The Reds jumped out to an early lead but after half-time the Waratahs grew in energy and execution, snatching the advantage for the first time in the 48th minute as Jack Maddocks capped off a superb performance with a perfectly executed score.
Queensland dominated the early exchanges, led by an impressive Tupou, and a monstrous effort at scrum time left NSW a man down after a run of infringements.
Halfback Tate McDermott brought plenty of zip for Queensland, setting up the Reds' first two tries and reminding everyone why he could be in the Wallabies conversation.
Things weren’t all bad for the Waratahs, who looked an improved side from that which conceded nearly 50 points against the Brumbies in that last outing.
Backrower Lachie Swinton brought his trademark aggression adding some extra sting to each of his bone-rattling hits.
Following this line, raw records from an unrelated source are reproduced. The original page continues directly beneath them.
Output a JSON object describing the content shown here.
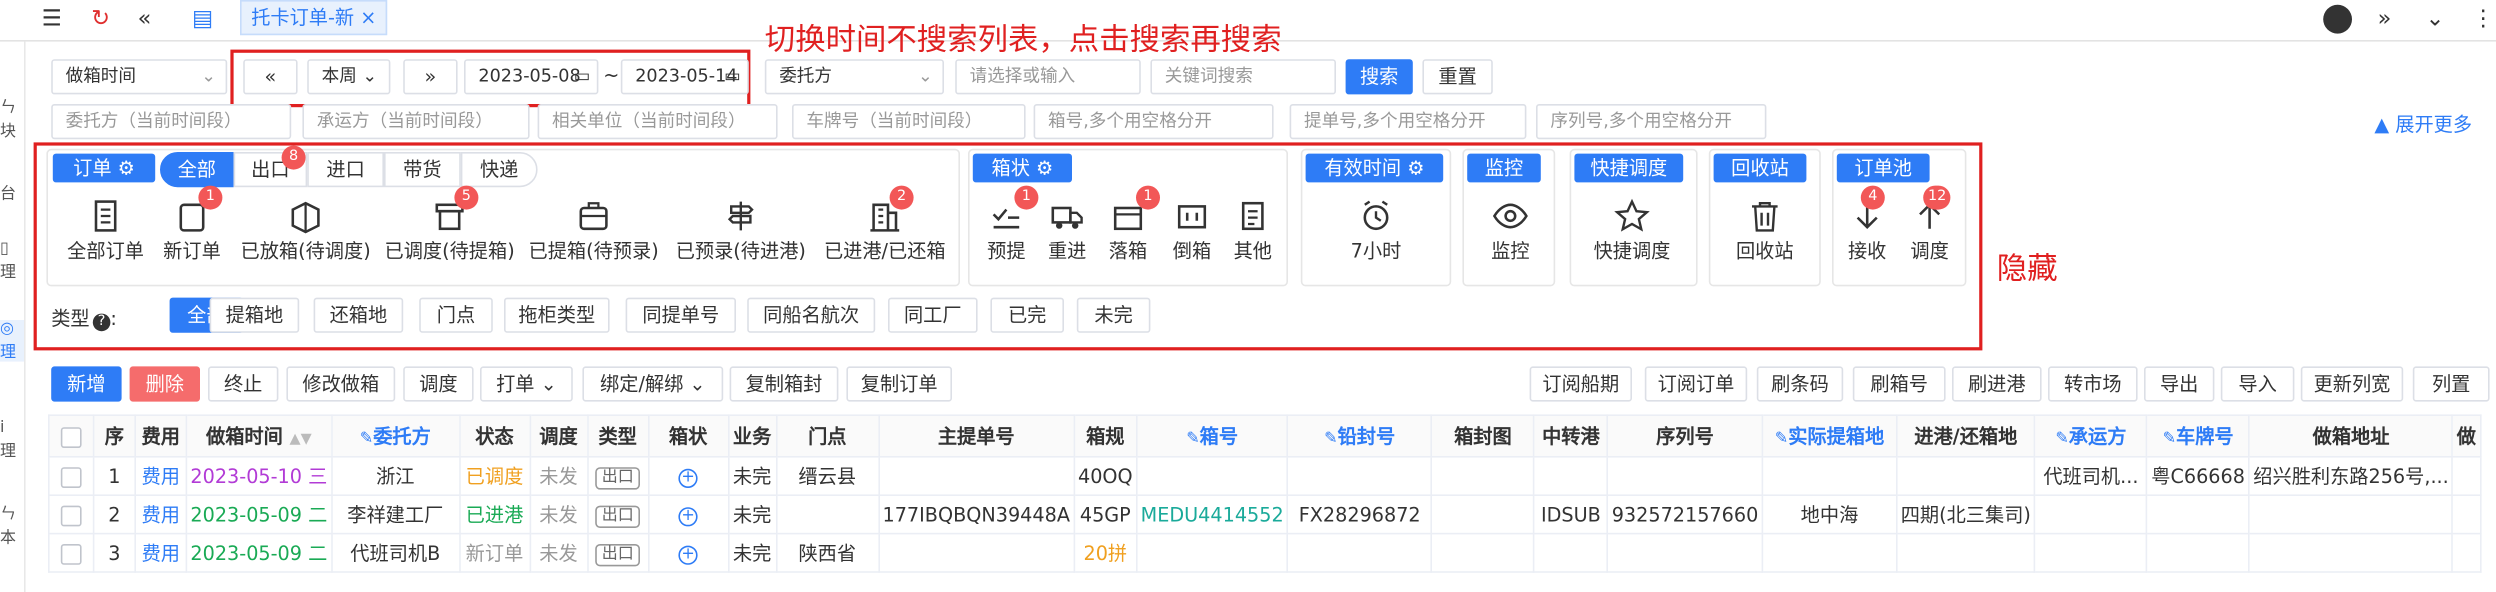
{
  "tabs": {
    "active": "托卡订单-新"
  },
  "annotations": {
    "top": "切换时间不搜索列表，点击搜索再搜索",
    "right": "隐藏"
  },
  "filters": {
    "time_field": "做箱时间",
    "period": "本周",
    "date_start": "2023-05-08",
    "date_end": "2023-05-14",
    "date_sep": "~",
    "consignor": "委托方",
    "placeholder_select": "请选择或输入",
    "placeholder_keyword": "关键词搜索",
    "search": "搜索",
    "reset": "重置",
    "row2": [
      "委托方（当前时间段）",
      "承运方（当前时间段）",
      "相关单位（当前时间段）",
      "车牌号（当前时间段）",
      "箱号,多个用空格分开",
      "提单号,多个用空格分开",
      "序列号,多个用空格分开"
    ],
    "expand": "展开更多"
  },
  "orders": {
    "title": "订单",
    "segments": [
      "全部",
      "出口",
      "进口",
      "带货",
      "快递"
    ],
    "segment_badges": {
      "出口": "8"
    },
    "items": [
      {
        "label": "全部订单",
        "icon": "list-doc-icon"
      },
      {
        "label": "新订单",
        "icon": "new-doc-icon",
        "badge": "1"
      },
      {
        "label": "已放箱(待调度)",
        "icon": "box-open-icon"
      },
      {
        "label": "已调度(待提箱)",
        "icon": "dispatch-icon",
        "badge": "5"
      },
      {
        "label": "已提箱(待预录)",
        "icon": "briefcase-icon"
      },
      {
        "label": "已预录(待进港)",
        "icon": "signpost-icon"
      },
      {
        "label": "已进港/已还箱",
        "icon": "building-icon",
        "badge": "2"
      }
    ]
  },
  "box_status": {
    "title": "箱状",
    "items": [
      {
        "label": "预提",
        "icon": "checklist-icon",
        "badge": "1"
      },
      {
        "label": "重进",
        "icon": "truck-icon"
      },
      {
        "label": "落箱",
        "icon": "container-icon",
        "badge": "1"
      },
      {
        "label": "倒箱",
        "icon": "swap-box-icon"
      },
      {
        "label": "其他",
        "icon": "doc-lines-icon"
      }
    ]
  },
  "valid_time": {
    "title": "有效时间",
    "label": "7小时"
  },
  "monitor": {
    "title": "监控",
    "label": "监控"
  },
  "quick_dispatch": {
    "title": "快捷调度",
    "label": "快捷调度"
  },
  "recycle": {
    "title": "回收站",
    "label": "回收站"
  },
  "order_pool": {
    "title": "订单池",
    "items": [
      {
        "label": "接收",
        "badge": "4"
      },
      {
        "label": "调度",
        "badge": "12"
      }
    ]
  },
  "types": {
    "label": "类型",
    "chips": [
      "全部",
      "提箱地",
      "还箱地",
      "门点",
      "拖柜类型",
      "同提单号",
      "同船名航次",
      "同工厂",
      "已完",
      "未完"
    ]
  },
  "toolbar_left": [
    "新增",
    "删除",
    "终止",
    "修改做箱",
    "调度",
    "打单",
    "绑定/解绑",
    "复制箱封",
    "复制订单"
  ],
  "toolbar_right": [
    "订阅船期",
    "订阅订单",
    "刷条码",
    "刷箱号",
    "刷进港",
    "转市场",
    "导出",
    "导入",
    "更新列宽",
    "列置"
  ],
  "table": {
    "columns": [
      "序",
      "费用",
      "做箱时间",
      "委托方",
      "状态",
      "调度",
      "类型",
      "箱状",
      "业务",
      "门点",
      "主提单号",
      "箱规",
      "箱号",
      "铅封号",
      "箱封图",
      "中转港",
      "序列号",
      "实际提箱地",
      "进港/还箱地",
      "承运方",
      "车牌号",
      "做箱地址",
      "做"
    ],
    "rows": [
      {
        "seq": "1",
        "fee": "费用",
        "time": "2023-05-10 三",
        "client": "浙江",
        "status": "已调度",
        "dispatch": "未发",
        "type": "出口",
        "business": "未完",
        "door": "缙云县",
        "bill": "",
        "spec": "40OQ",
        "box": "",
        "seal": "",
        "sealimg": "",
        "transit": "",
        "serial": "",
        "pickup": "",
        "return": "",
        "carrier": "代班司机...",
        "plate": "粤C66668",
        "addr": "绍兴胜利东路256号,..."
      },
      {
        "seq": "2",
        "fee": "费用",
        "time": "2023-05-09 二",
        "client": "李祥建工厂",
        "status": "已进港",
        "dispatch": "未发",
        "type": "出口",
        "business": "未完",
        "door": "",
        "bill": "177IBQBQN39448A",
        "spec": "45GP",
        "box": "MEDU4414552",
        "seal": "FX28296872",
        "sealimg": "",
        "transit": "IDSUB",
        "serial": "932572157660",
        "pickup": "地中海",
        "return": "四期(北三集司)",
        "carrier": "",
        "plate": "",
        "addr": ""
      },
      {
        "seq": "3",
        "fee": "费用",
        "time": "2023-05-09 二",
        "client": "代班司机B",
        "status": "新订单",
        "dispatch": "未发",
        "type": "出口",
        "business": "未完",
        "door": "陕西省",
        "bill": "",
        "spec": "20拼",
        "box": "",
        "seal": "",
        "sealimg": "",
        "transit": "",
        "serial": "",
        "pickup": "",
        "return": "",
        "carrier": "",
        "plate": "",
        "addr": ""
      }
    ]
  },
  "colors": {
    "primary": "#2e7cf6",
    "danger": "#f56c6c",
    "annotation": "#e02020",
    "status_dispatched": "#f0a020",
    "status_port": "#1aaa55",
    "time_purple": "#b23bd6",
    "time_green": "#1aaa55"
  }
}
A clinical set piece move from Queensland opened up the door for Wright to score the first try of the competition, running onto a Tate McDermott pass to score
That advantage was quickly whittled down after a pick and drive try from Waratahs prop Harry Johnson-Holmes.
A string of penalties from the Waratahs opened the door for the Reds to push in attack again and it was winger Daugunu who reaped the rewards, swallowing up a long pass from O'connor.
Things began to unravel for the Waratahs after that as their discipline went downhill, on the wrong end of an 11-4 penalty count by half-time.
The Waratahs went a man down when prop Angus Bell was yellow-carded but had the better of that period, scoring six unanswered points to keep the game within reach at half-time.
Harrison and Maddocks put the Waratahs in front for the first time in the second before Wilson's try reversed the fortunes.
Another Harrison penalty drew the teams level and after Bryce Hegarty missed the first opportunity to grab the lead back, O'Connor stepped up to the kicking tee, ultimately slotting the winner.
New law modifications had some impact on the game both in the stricter interpretation of breakdown laws and the 50/22 kicks.
Queensland halfback Tate McDermott launched the first 50/22 and Bryce Hegarty gave Queensland a late territory gain with his 22/50, surprising the Waratahs somewhat.
The Reds will be sweating on the fitness of Angus Blyth who was forced off with a concussion in just the 14th minute.
Queensland take on the Rebels in Sydney next Friday night while the Waratahs host the Force on Saturday also in Sydney.
Tries: Wright, Daugunu, McDermott, Wilson
Cons: Hegarty 4
Pens: O'Connor 2
Yellow Cards: Tupou (66')
Pens: Harrison 3
Yellow Card: Bell (28’)